■ Provided entries ■
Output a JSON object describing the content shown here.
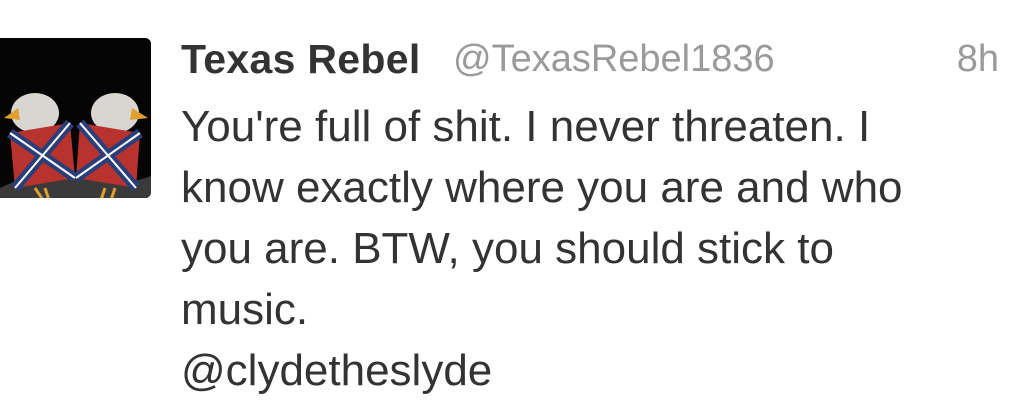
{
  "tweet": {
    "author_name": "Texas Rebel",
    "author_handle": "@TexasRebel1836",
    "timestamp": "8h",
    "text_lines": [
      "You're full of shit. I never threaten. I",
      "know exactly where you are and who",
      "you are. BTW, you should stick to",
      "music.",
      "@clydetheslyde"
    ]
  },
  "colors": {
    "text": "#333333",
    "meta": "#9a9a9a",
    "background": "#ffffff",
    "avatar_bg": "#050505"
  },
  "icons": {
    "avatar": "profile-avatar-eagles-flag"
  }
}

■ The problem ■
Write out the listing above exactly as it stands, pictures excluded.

■ Exercise result ■
Output a JSON object describing the content shown here.
{
  "tweet": {
    "author_name": "Texas Rebel",
    "author_handle": "@TexasRebel1836",
    "timestamp": "8h",
    "text_lines": [
      "You're full of shit. I never threaten. I",
      "know exactly where you are and who",
      "you are. BTW, you should stick to",
      "music.",
      "@clydetheslyde"
    ]
  },
  "colors": {
    "text": "#333333",
    "meta": "#9a9a9a",
    "background": "#ffffff",
    "avatar_bg": "#050505"
  },
  "icons": {
    "avatar": "profile-avatar-eagles-flag"
  }
}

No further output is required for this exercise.